Orthodontically induced external apical root resorption (OIEARR) is a major concern regarding periodontal status after nonsurgical orthodontic treatment. The aim of this study was to assess this sequel by a systematic review of published data. For assessment, we performed an electronic search of one database for comprehensive data, using keywords in different combinations: “root resorption”, “periodontics” and “nonsurgical orthodontic treatment”. We supplemented the results searching by hand in published journals and we cross-referenced with the accessed articles. Patients included in the results presented a good general health status, with no previous history of OIEARR and no other associated pathologies. Finally, twenty-three studies were selected and included in this review. A high prevalence (69–98%) and moderate severity of OIEARR (<5 mm and <1/3 from original root length) were reported. No difference in root resorption was found regarding the sex of the patients. A moderate positive correlation between treatment duration and root resorption was found. Also, a mild correlation regarding antero-posterior apical displacement and root resorption was found.
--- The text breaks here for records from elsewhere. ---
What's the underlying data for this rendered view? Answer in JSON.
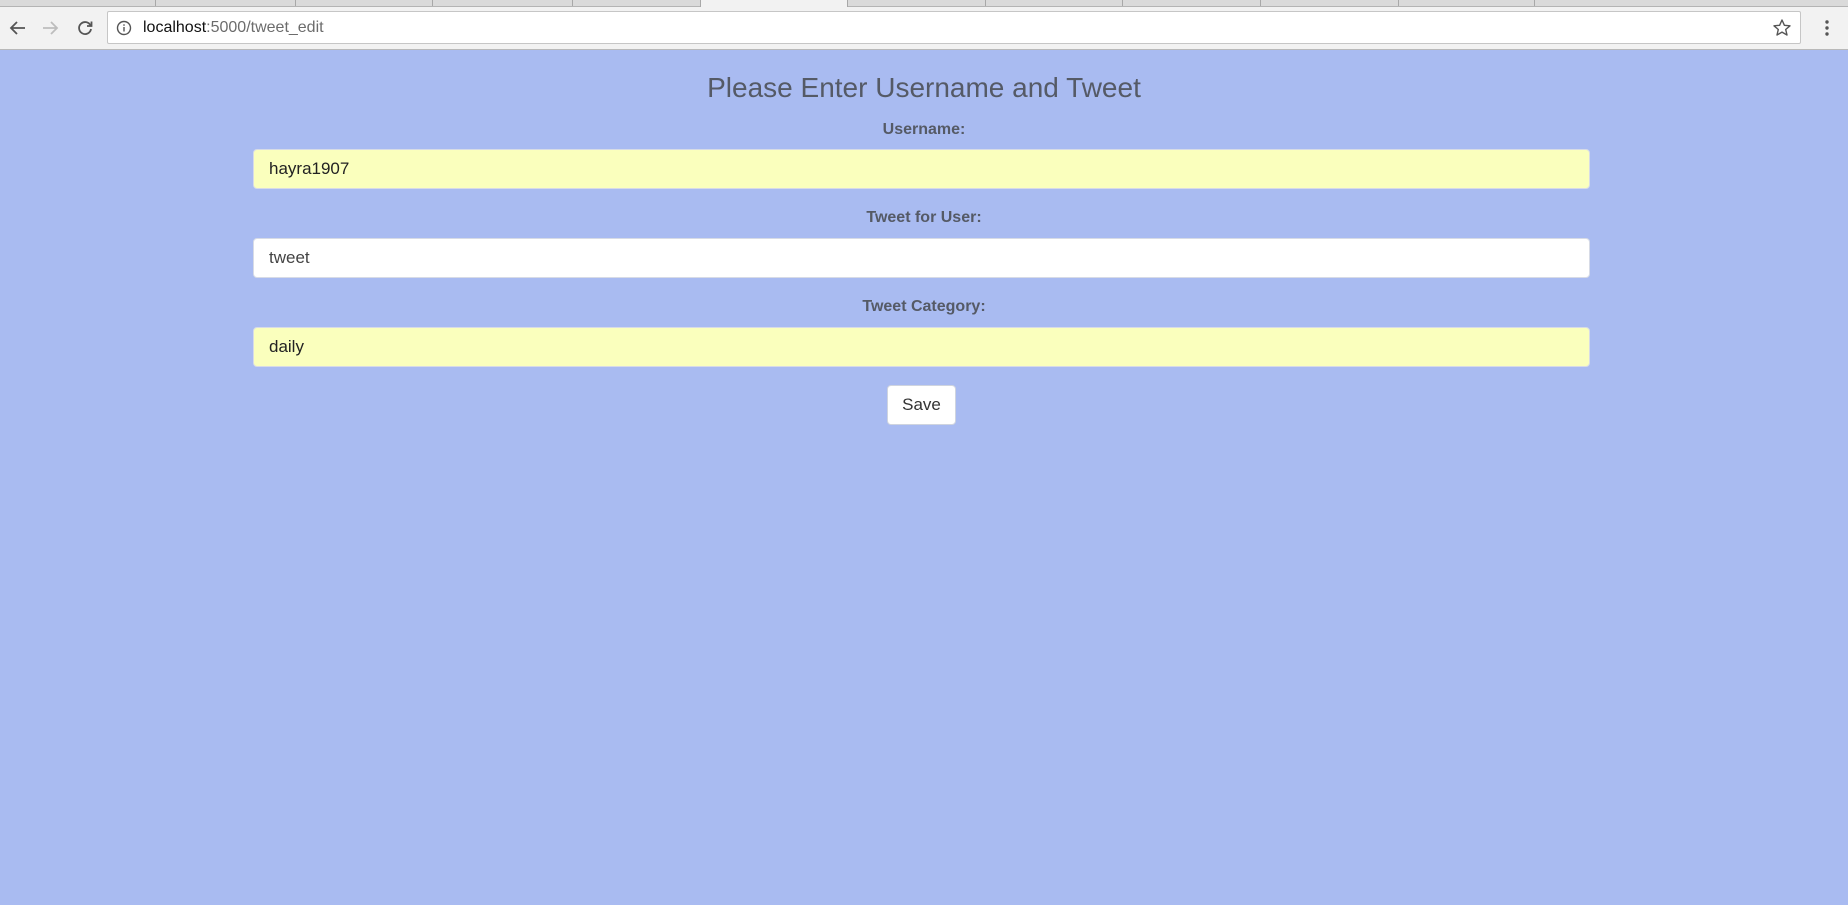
{
  "browser": {
    "url_host": "localhost",
    "url_path": ":5000/tweet_edit"
  },
  "form": {
    "title": "Please Enter Username and Tweet",
    "username_label": "Username:",
    "username_value": "hayra1907",
    "tweet_label": "Tweet for User:",
    "tweet_value": "tweet",
    "category_label": "Tweet Category:",
    "category_value": "daily",
    "save_label": "Save"
  },
  "colors": {
    "page_background": "#a9bbf1",
    "autofill_background": "#faffbd"
  }
}
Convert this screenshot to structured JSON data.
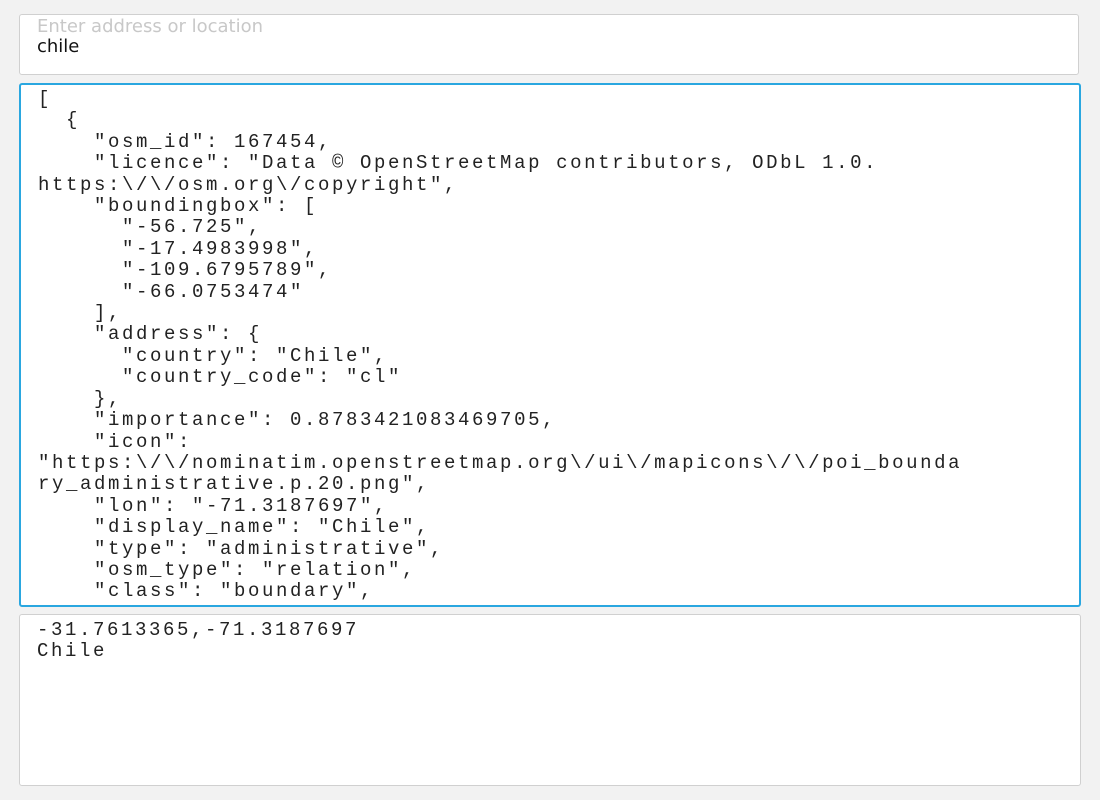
{
  "search": {
    "placeholder": "Enter address or location",
    "value": "chile"
  },
  "json_output": "[\n  {\n    \"osm_id\": 167454,\n    \"licence\": \"Data © OpenStreetMap contributors, ODbL 1.0.\nhttps:\\/\\/osm.org\\/copyright\",\n    \"boundingbox\": [\n      \"-56.725\",\n      \"-17.4983998\",\n      \"-109.6795789\",\n      \"-66.0753474\"\n    ],\n    \"address\": {\n      \"country\": \"Chile\",\n      \"country_code\": \"cl\"\n    },\n    \"importance\": 0.8783421083469705,\n    \"icon\":\n\"https:\\/\\/nominatim.openstreetmap.org\\/ui\\/mapicons\\/\\/poi_bounda\nry_administrative.p.20.png\",\n    \"lon\": \"-71.3187697\",\n    \"display_name\": \"Chile\",\n    \"type\": \"administrative\",\n    \"osm_type\": \"relation\",\n    \"class\": \"boundary\",",
  "result": "-31.7613365,-71.3187697\nChile"
}
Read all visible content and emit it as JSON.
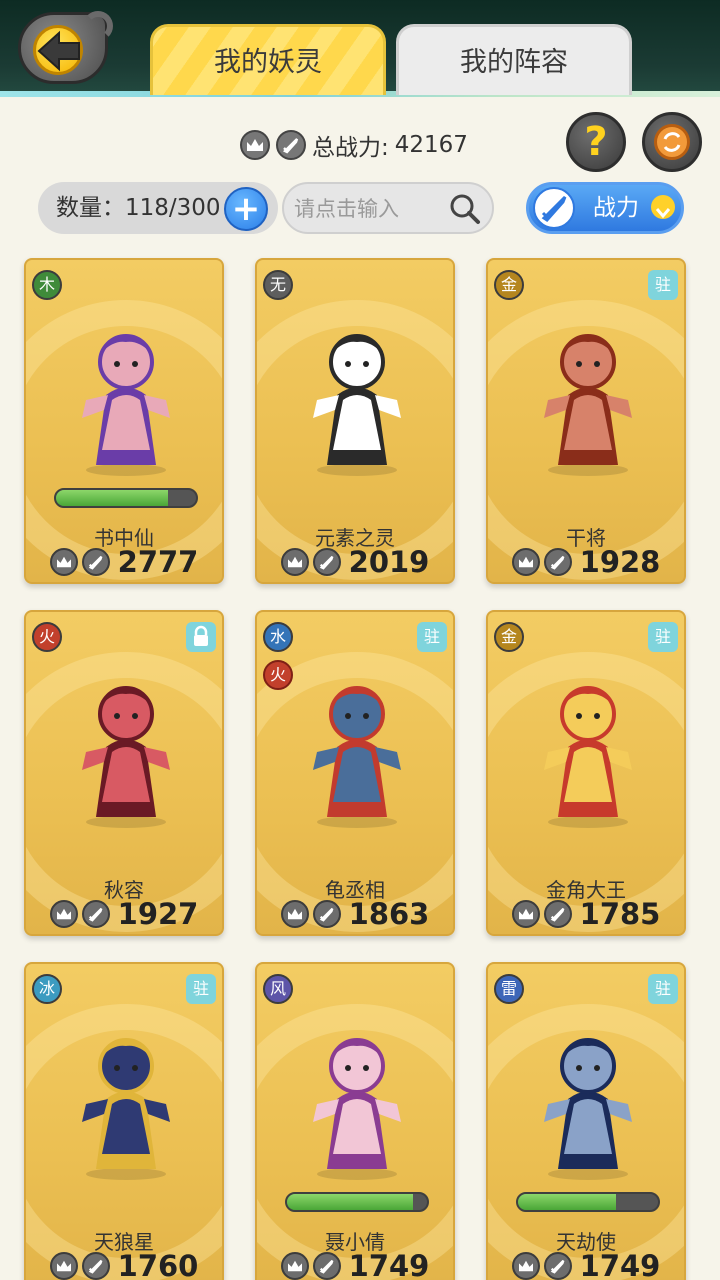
{
  "tabs": [
    {
      "label": "我的妖灵",
      "active": true
    },
    {
      "label": "我的阵容",
      "active": false
    }
  ],
  "summary": {
    "total_power_label": "总战力:",
    "total_power_value": "42167",
    "help_label": "?"
  },
  "filter": {
    "count_label": "数量：",
    "count_value": "118/300",
    "add_label": "+",
    "search_placeholder": "请点击输入",
    "sort_label": "战力"
  },
  "cards": [
    {
      "name": "书中仙",
      "power": "2777",
      "element": "木",
      "element_color": "#3f8b3a",
      "hp_fraction": 0.8,
      "badge": "",
      "body_color": "#e8a9b8",
      "accent_color": "#6a3da8"
    },
    {
      "name": "元素之灵",
      "power": "2019",
      "element": "无",
      "element_color": "#5e5e5e",
      "badge": "",
      "body_color": "#ffffff",
      "accent_color": "#2a2a2a"
    },
    {
      "name": "干将",
      "power": "1928",
      "element": "金",
      "element_color": "#b5861e",
      "badge": "驻",
      "body_color": "#d7826a",
      "accent_color": "#8a2d1a"
    },
    {
      "name": "秋容",
      "power": "1927",
      "element": "火",
      "element_color": "#c2402c",
      "badge": "lock",
      "body_color": "#d85a63",
      "accent_color": "#6a1a25"
    },
    {
      "name": "龟丞相",
      "power": "1863",
      "element": "水",
      "element2": "火",
      "element_color": "#3474b8",
      "badge": "驻",
      "body_color": "#4a6e9a",
      "accent_color": "#c23b2e"
    },
    {
      "name": "金角大王",
      "power": "1785",
      "element": "金",
      "element_color": "#b5861e",
      "badge": "驻",
      "body_color": "#f4cc5a",
      "accent_color": "#c73a2c"
    },
    {
      "name": "天狼星",
      "power": "1760",
      "element": "冰",
      "element_color": "#3c9bc0",
      "badge": "驻",
      "body_color": "#2f3a73",
      "accent_color": "#e0b53a"
    },
    {
      "name": "聂小倩",
      "power": "1749",
      "element": "风",
      "element_color": "#5d55a8",
      "hp_fraction": 0.9,
      "badge": "",
      "body_color": "#f2c6d6",
      "accent_color": "#8a3c92"
    },
    {
      "name": "天劫使",
      "power": "1749",
      "element": "雷",
      "element_color": "#3d66b8",
      "hp_fraction": 0.7,
      "badge": "驻",
      "body_color": "#8aa2c8",
      "accent_color": "#1b2b5a"
    }
  ]
}
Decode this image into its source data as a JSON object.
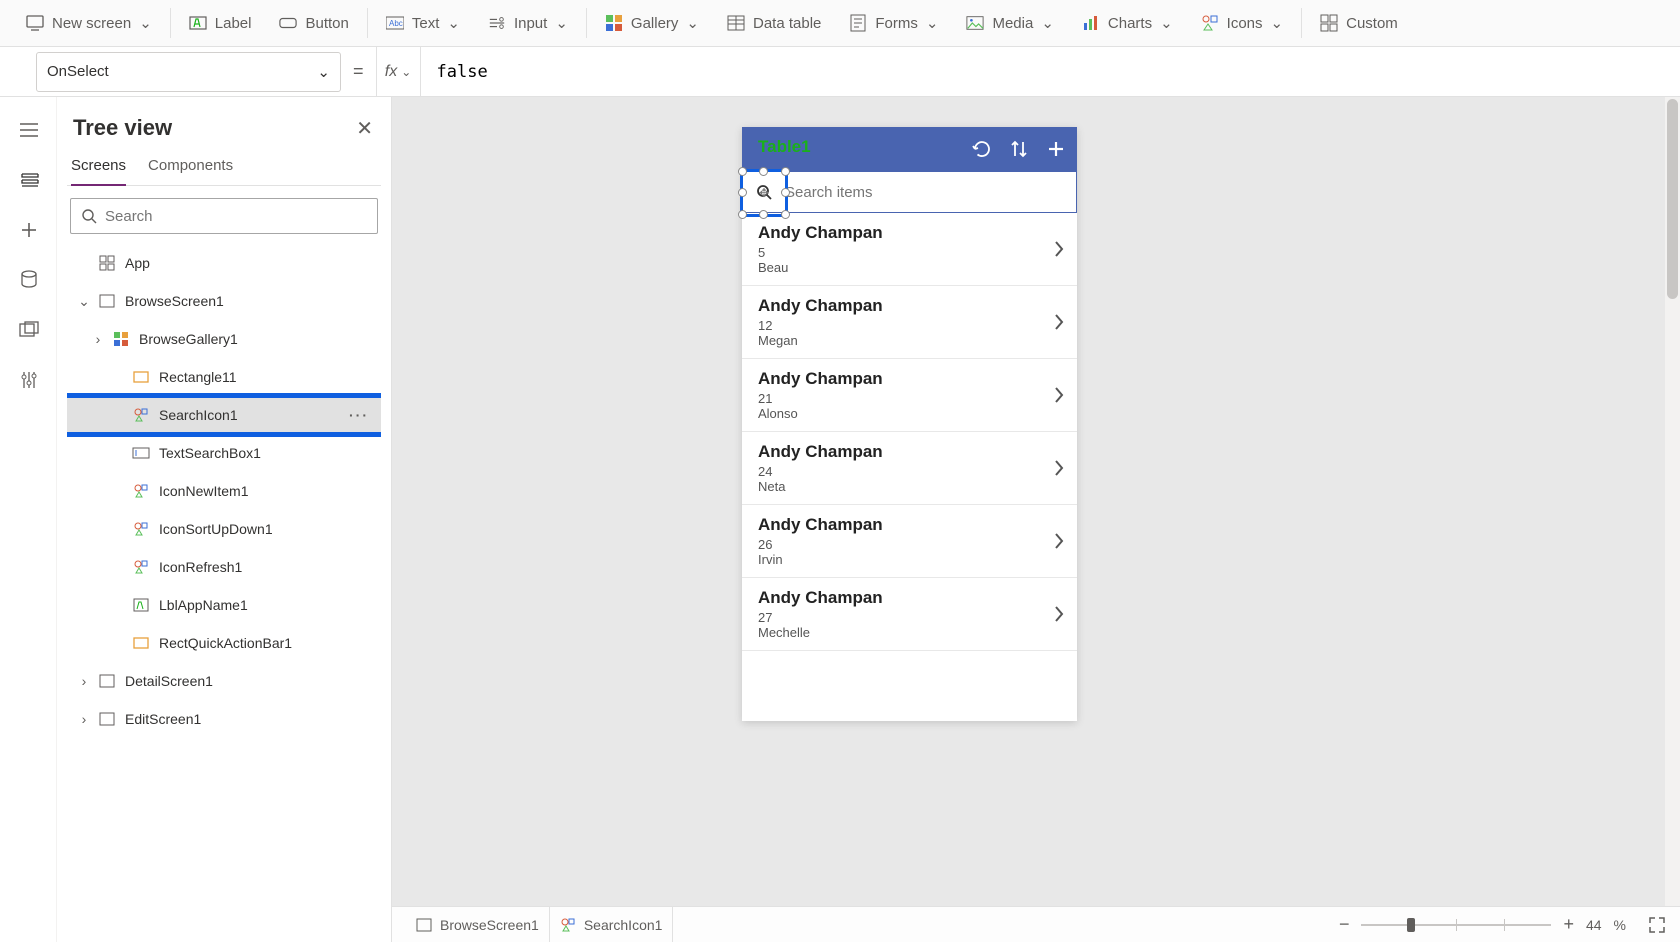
{
  "ribbon": {
    "new_screen": "New screen",
    "label": "Label",
    "button": "Button",
    "text": "Text",
    "input": "Input",
    "gallery": "Gallery",
    "data_table": "Data table",
    "forms": "Forms",
    "media": "Media",
    "charts": "Charts",
    "icons": "Icons",
    "custom": "Custom"
  },
  "formula": {
    "property": "OnSelect",
    "fx": "fx",
    "value": "false"
  },
  "treeview": {
    "title": "Tree view",
    "tabs": {
      "screens": "Screens",
      "components": "Components"
    },
    "search_placeholder": "Search",
    "nodes": {
      "app": "App",
      "browse_screen": "BrowseScreen1",
      "browse_gallery": "BrowseGallery1",
      "rectangle11": "Rectangle11",
      "search_icon": "SearchIcon1",
      "text_search": "TextSearchBox1",
      "icon_new": "IconNewItem1",
      "icon_sort": "IconSortUpDown1",
      "icon_refresh": "IconRefresh1",
      "lbl_app": "LblAppName1",
      "rect_quick": "RectQuickActionBar1",
      "detail_screen": "DetailScreen1",
      "edit_screen": "EditScreen1"
    }
  },
  "canvas": {
    "app_title": "Table1",
    "search_placeholder": "Search items",
    "items": [
      {
        "title": "Andy Champan",
        "sub1": "5",
        "sub2": "Beau"
      },
      {
        "title": "Andy Champan",
        "sub1": "12",
        "sub2": "Megan"
      },
      {
        "title": "Andy Champan",
        "sub1": "21",
        "sub2": "Alonso"
      },
      {
        "title": "Andy Champan",
        "sub1": "24",
        "sub2": "Neta"
      },
      {
        "title": "Andy Champan",
        "sub1": "26",
        "sub2": "Irvin"
      },
      {
        "title": "Andy Champan",
        "sub1": "27",
        "sub2": "Mechelle"
      }
    ]
  },
  "status": {
    "crumb1": "BrowseScreen1",
    "crumb2": "SearchIcon1",
    "zoom_pct": "44",
    "zoom_suffix": "%"
  }
}
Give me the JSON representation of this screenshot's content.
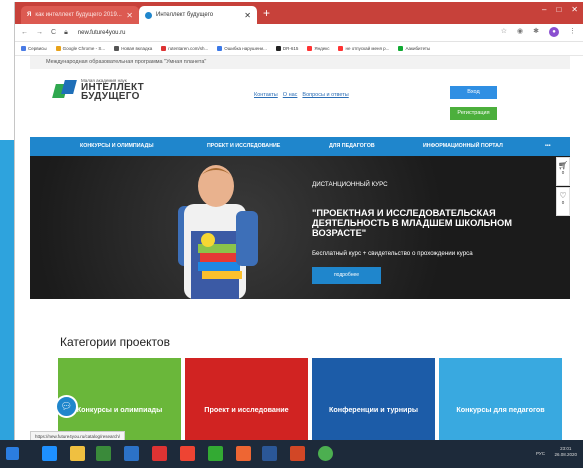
{
  "browser": {
    "tabs": [
      {
        "label": "как интеллект будущего 2019... "
      },
      {
        "label": "Интеллект будущего"
      }
    ],
    "url": "new.future4you.ru",
    "bookmarks": [
      "Сервисы",
      "Google Chrome - S...",
      "Новая вкладка",
      "rutentaren.com/sh...",
      "Ошибка нарушени...",
      "DR-615",
      "Яндекс",
      "не отпускай меня р...",
      "Аакибитеты"
    ]
  },
  "site": {
    "top_line": "Международная образовательная программа \"Умная планета\"",
    "logo_small": "Малая академия наук",
    "logo_line1": "ИНТЕЛЛЕКТ",
    "logo_line2": "БУДУЩЕГО",
    "links": [
      "Контакты",
      "О нас",
      "Вопросы и ответы"
    ],
    "login_label": "Вход",
    "register_label": "Регистрация",
    "nav": [
      "КОНКУРСЫ И ОЛИМПИАДЫ",
      "ПРОЕКТ И ИССЛЕДОВАНИЕ",
      "ДЛЯ ПЕДАГОГОВ",
      "ИНФОРМАЦИОННЫЙ ПОРТАЛ",
      "•••"
    ]
  },
  "hero": {
    "kicker": "ДИСТАНЦИОННЫЙ КУРС",
    "title": "\"ПРОЕКТНАЯ И ИССЛЕДОВАТЕЛЬСКАЯ ДЕЯТЕЛЬНОСТЬ В МЛАДШЕМ ШКОЛЬНОМ ВОЗРАСТЕ\"",
    "subtitle": "Бесплатный курс + свидетельство о прохождении курса",
    "button": "подробнее",
    "cart_count": "0",
    "fav_count": "0"
  },
  "categories": {
    "title": "Категории проектов",
    "cards": [
      {
        "label": "Конкурсы и олимпиады"
      },
      {
        "label": "Проект и исследование"
      },
      {
        "label": "Конференции и турниры"
      },
      {
        "label": "Конкурсы для педагогов"
      }
    ]
  },
  "status_url": "https://new.future4you.ru/catalog/research/",
  "taskbar": {
    "lang": "РУС",
    "time": "23:01",
    "date": "26.08.2020"
  },
  "colors": {
    "nav_blue": "#1f86cc",
    "tab_red": "#c7413a",
    "card_green": "#6ab73a",
    "card_red": "#d12322",
    "card_navy": "#1c5ca8",
    "card_sky": "#39a9e0"
  }
}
Introduction: According to last years' research, periodontopathogens may have a negative impact on treatment options in patients with periodontal lesions. However, not all infected sites suffer periodontal destructions, which can be explained on the assumption that only a limited number of pathogens present in a sufficient amount, are capable of affecting the periodontal tissue. Thermal cycling polymerase chain reaction (PCR) is a new technique used for the identification and quantification of periodontopathogenic bacteria. The aim of our study was to confirm the presence of periodontal pathogens, and to evaluate the amount of microbacterial pathogens in the periodontal pockets of patients undergoing orthodontic treatment for a more predictable result.
Material and methods: A total amount of 32 subgingival samples were collected from periodontal pockets ≥6 mm in 8 patients. Clinical examinations, periapical radiographs and periodontal screenings were performed. Only patients undergoing orthodontic treatment with fixed appliances were included in the study. PCR and DNA hybridization-based identification were performed by paper-point sampling using a micro-IDent plus, Hain Lifescience Germany kit.
Results and Discussions: Results showed that bacterial load may be connected to disease progression. The prevalence of the periodontopathogenic bacteria Actinobacillus a. was established in 42.8% of cases, P. Gingivalis in 71.42%, P. Intermedia 57.14%, Bacteroides F. was found in 85.71% of cases, Treponema D. in 100% of cases. Extremely high bacterial loads were recorded for Actinobacillus a., Bacteroides F. and Prevotella I.